Excerpts from an interface dataset
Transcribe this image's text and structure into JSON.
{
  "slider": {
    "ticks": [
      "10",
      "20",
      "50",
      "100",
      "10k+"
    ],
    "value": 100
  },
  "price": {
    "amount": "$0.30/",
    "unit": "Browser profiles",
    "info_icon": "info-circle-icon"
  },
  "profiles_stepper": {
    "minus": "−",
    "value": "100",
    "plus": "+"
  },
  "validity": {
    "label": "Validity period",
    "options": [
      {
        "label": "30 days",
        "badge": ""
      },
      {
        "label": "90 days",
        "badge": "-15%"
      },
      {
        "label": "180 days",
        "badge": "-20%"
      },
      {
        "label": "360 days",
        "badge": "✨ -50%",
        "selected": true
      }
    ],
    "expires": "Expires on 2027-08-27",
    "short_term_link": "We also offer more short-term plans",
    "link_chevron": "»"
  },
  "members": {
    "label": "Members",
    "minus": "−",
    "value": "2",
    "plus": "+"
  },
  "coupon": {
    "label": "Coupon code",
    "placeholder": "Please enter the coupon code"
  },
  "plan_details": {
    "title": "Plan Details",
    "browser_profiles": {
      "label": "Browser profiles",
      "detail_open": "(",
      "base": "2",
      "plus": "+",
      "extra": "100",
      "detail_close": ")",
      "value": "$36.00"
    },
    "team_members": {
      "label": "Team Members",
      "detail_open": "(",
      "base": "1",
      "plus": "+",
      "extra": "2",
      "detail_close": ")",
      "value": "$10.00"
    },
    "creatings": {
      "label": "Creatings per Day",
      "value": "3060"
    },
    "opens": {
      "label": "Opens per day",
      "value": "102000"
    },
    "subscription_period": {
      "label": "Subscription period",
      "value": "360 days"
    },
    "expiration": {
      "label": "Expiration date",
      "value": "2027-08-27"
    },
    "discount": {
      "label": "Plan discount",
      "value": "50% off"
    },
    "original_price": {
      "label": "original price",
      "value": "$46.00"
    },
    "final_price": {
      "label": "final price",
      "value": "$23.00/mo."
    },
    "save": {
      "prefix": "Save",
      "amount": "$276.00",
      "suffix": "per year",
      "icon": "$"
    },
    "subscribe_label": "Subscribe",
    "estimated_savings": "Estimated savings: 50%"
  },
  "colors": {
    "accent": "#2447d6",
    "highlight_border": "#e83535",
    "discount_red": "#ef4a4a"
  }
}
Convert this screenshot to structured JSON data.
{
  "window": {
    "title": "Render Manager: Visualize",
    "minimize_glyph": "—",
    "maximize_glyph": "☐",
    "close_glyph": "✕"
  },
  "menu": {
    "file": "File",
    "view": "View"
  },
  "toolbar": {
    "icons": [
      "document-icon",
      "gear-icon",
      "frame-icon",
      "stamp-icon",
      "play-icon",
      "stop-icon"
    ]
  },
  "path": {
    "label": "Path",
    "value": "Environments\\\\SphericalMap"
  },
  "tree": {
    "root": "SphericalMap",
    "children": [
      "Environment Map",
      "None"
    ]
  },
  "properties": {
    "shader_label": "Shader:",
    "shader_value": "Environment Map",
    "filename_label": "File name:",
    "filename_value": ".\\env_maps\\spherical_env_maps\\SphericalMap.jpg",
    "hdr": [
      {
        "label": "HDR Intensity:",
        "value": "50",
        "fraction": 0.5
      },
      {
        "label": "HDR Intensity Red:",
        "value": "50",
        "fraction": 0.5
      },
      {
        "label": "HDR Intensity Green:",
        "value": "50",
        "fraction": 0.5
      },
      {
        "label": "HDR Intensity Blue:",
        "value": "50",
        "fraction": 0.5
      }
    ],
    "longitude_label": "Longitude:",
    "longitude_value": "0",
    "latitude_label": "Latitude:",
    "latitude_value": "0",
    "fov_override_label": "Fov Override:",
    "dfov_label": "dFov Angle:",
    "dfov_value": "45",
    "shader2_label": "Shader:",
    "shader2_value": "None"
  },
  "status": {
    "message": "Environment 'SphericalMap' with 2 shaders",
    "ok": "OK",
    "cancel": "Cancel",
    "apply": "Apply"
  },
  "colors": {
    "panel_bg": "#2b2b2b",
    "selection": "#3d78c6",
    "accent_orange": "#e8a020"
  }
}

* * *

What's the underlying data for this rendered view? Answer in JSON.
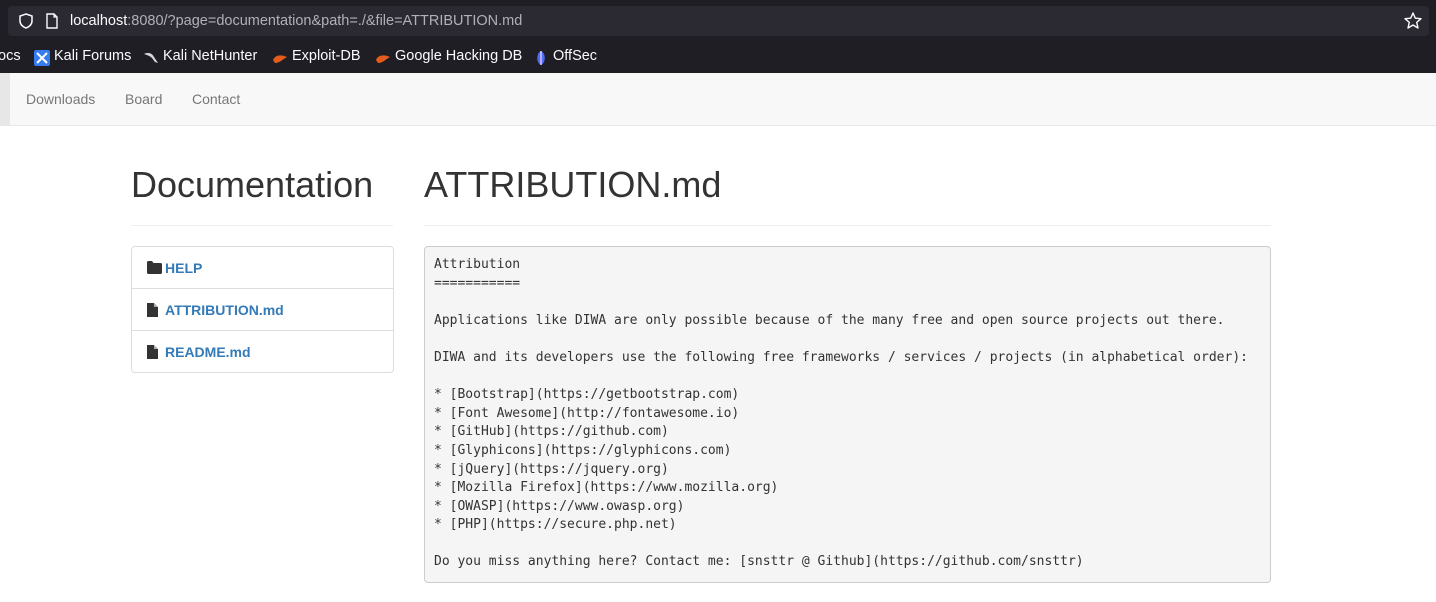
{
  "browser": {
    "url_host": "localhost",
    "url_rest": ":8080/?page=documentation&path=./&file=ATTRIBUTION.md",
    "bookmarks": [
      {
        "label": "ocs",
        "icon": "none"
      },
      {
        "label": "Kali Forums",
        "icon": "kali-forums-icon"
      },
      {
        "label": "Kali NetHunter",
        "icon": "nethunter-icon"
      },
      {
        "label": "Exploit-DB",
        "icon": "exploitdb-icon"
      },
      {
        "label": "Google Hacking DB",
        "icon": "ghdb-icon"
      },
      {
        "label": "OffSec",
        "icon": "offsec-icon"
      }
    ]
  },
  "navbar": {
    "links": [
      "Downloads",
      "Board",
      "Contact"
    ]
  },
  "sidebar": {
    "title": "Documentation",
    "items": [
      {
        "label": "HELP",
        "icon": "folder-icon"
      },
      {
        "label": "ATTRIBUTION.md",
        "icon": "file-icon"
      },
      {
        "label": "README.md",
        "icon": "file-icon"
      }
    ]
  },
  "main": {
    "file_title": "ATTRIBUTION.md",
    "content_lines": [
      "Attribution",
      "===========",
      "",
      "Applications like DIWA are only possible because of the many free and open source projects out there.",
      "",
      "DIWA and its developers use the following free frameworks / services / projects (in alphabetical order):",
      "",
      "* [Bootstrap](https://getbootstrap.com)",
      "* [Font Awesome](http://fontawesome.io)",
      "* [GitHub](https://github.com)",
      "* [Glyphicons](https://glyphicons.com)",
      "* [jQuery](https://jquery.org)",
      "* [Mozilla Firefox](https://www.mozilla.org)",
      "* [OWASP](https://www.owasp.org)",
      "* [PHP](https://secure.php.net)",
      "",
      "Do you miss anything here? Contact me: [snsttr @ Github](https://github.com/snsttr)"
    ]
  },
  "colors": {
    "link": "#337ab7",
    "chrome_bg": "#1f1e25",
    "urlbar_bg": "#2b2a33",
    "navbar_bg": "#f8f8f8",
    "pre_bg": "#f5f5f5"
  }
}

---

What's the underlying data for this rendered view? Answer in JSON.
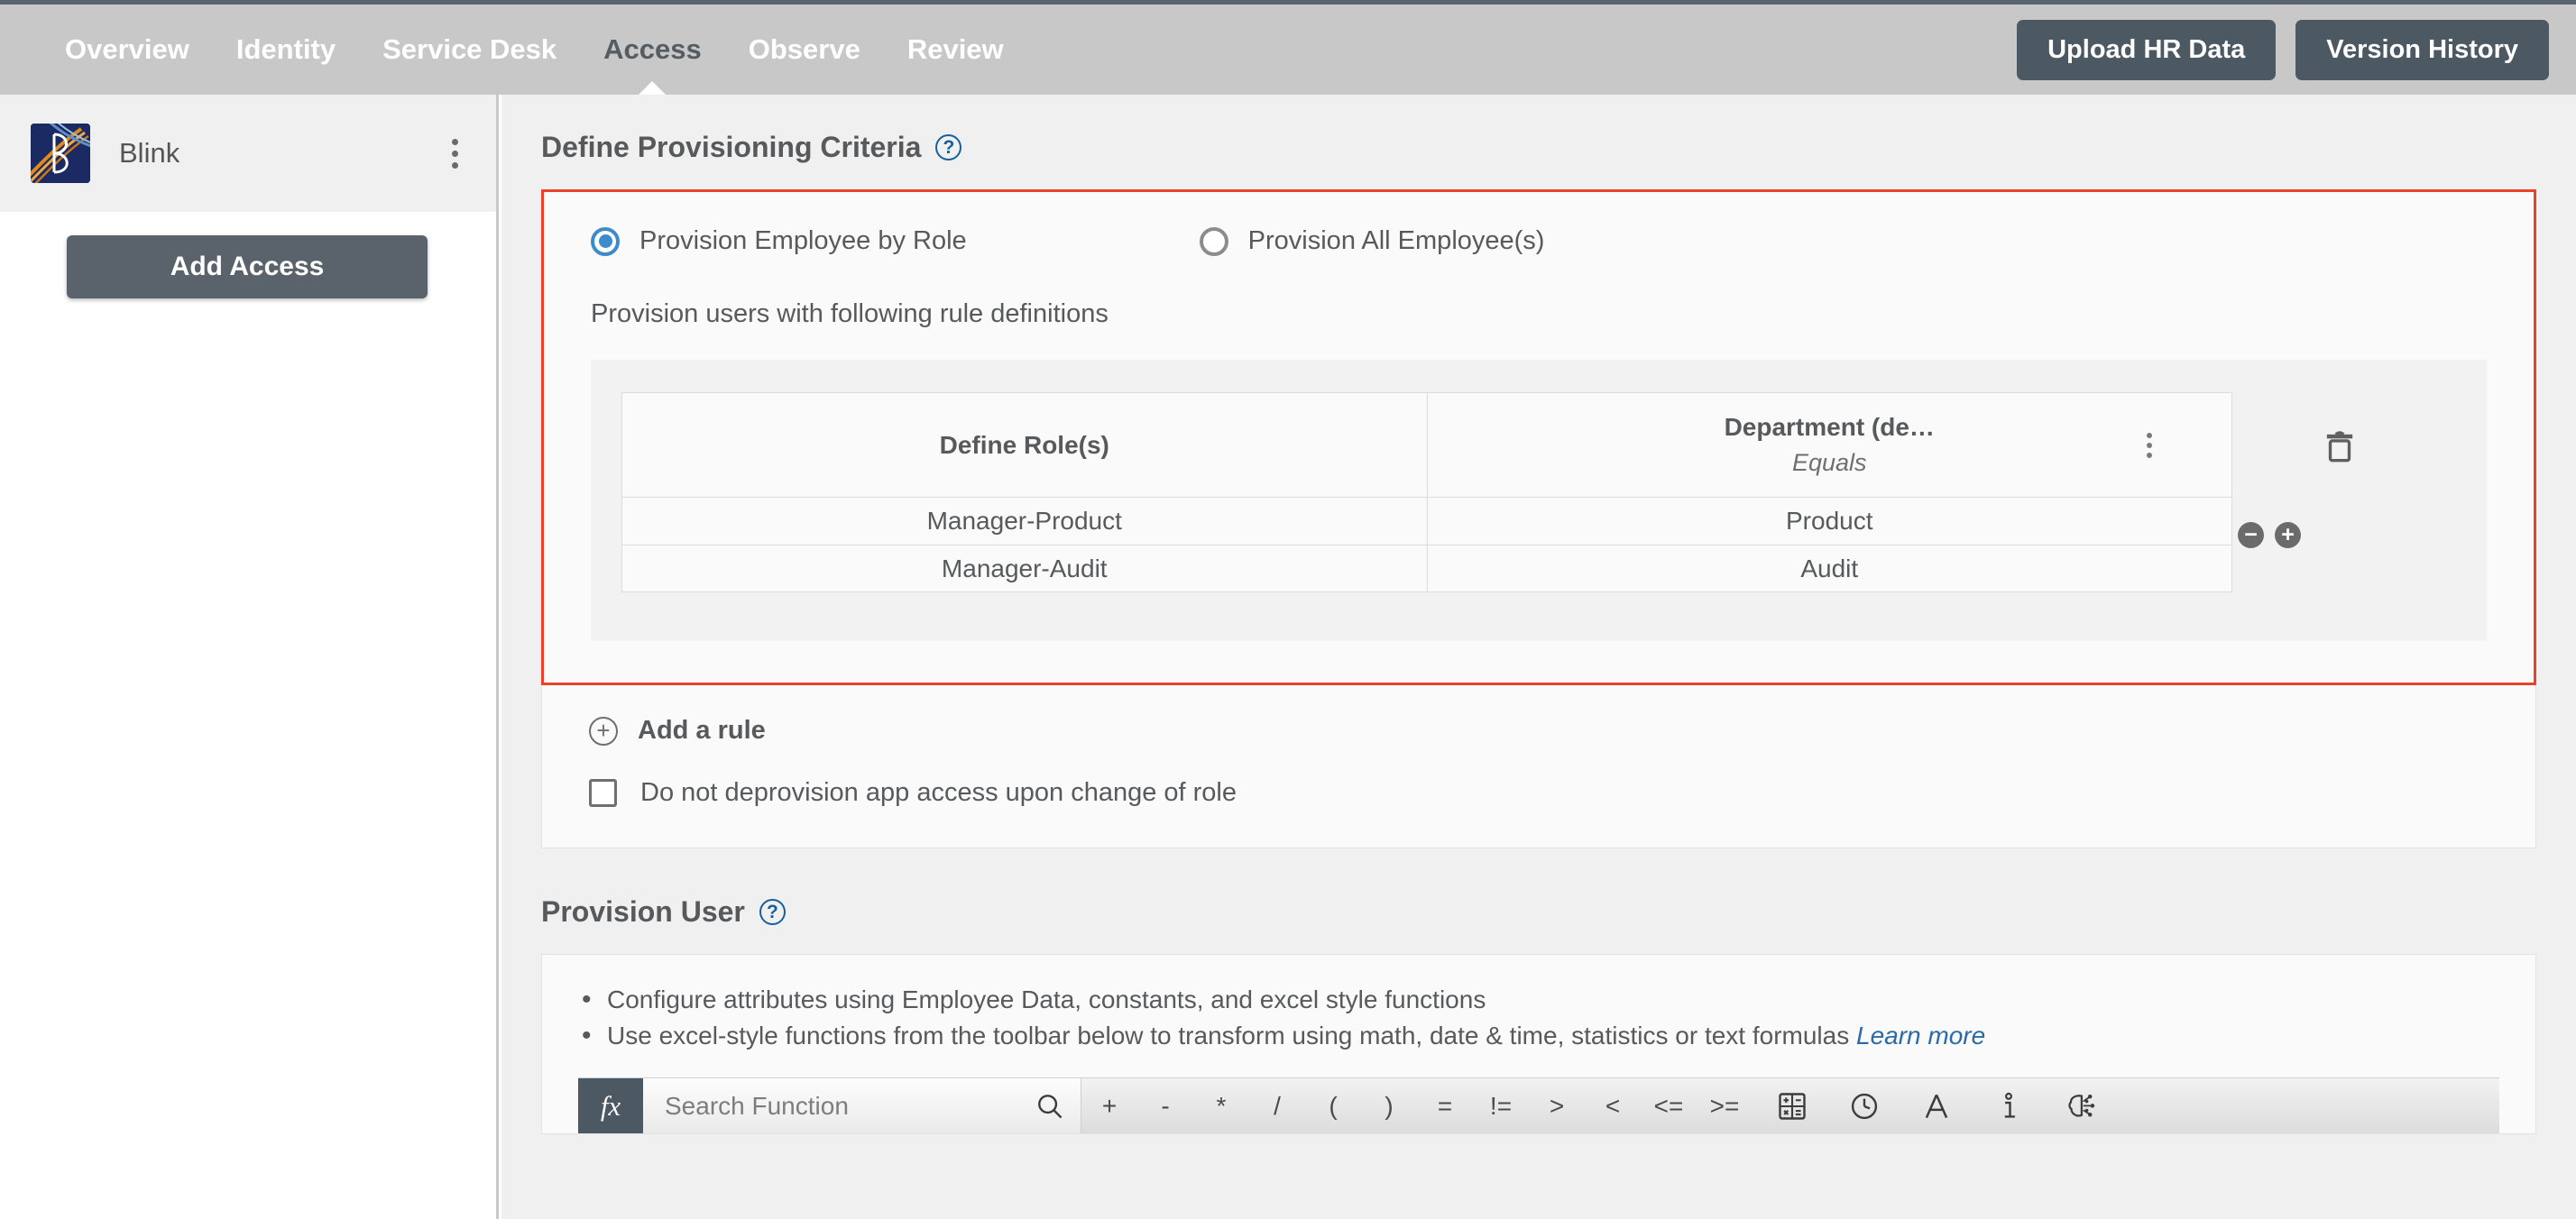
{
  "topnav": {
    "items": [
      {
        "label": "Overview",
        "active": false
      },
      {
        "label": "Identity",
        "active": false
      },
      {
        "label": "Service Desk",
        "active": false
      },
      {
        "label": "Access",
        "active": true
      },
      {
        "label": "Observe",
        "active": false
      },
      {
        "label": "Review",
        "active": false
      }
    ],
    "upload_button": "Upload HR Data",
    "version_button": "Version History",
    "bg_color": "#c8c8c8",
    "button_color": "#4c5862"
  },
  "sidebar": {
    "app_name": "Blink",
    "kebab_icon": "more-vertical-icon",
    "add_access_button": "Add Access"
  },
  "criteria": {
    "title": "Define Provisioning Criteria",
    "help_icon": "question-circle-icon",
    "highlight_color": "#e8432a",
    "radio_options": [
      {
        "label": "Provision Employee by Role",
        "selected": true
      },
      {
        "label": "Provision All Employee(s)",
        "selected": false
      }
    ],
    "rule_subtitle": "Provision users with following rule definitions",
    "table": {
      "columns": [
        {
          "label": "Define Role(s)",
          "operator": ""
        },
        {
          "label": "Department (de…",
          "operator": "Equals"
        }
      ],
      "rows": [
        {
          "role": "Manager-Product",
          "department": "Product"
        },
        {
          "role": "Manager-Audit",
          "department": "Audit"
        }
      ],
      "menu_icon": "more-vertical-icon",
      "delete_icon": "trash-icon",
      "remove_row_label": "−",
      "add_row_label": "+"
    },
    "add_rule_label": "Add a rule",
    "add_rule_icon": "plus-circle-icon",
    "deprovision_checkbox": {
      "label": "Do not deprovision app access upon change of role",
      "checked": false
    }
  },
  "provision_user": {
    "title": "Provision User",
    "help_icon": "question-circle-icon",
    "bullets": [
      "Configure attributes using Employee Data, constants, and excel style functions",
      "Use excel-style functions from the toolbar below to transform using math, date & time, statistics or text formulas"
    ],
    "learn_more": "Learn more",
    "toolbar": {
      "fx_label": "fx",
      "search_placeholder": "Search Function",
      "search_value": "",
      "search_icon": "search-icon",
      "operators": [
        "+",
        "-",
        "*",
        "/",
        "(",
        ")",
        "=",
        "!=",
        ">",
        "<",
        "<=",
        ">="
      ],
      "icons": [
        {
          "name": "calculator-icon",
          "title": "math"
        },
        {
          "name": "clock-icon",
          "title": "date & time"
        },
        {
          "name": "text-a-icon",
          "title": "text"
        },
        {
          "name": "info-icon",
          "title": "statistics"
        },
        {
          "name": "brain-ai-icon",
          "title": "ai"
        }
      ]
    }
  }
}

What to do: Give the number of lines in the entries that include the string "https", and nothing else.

Output of the task: 8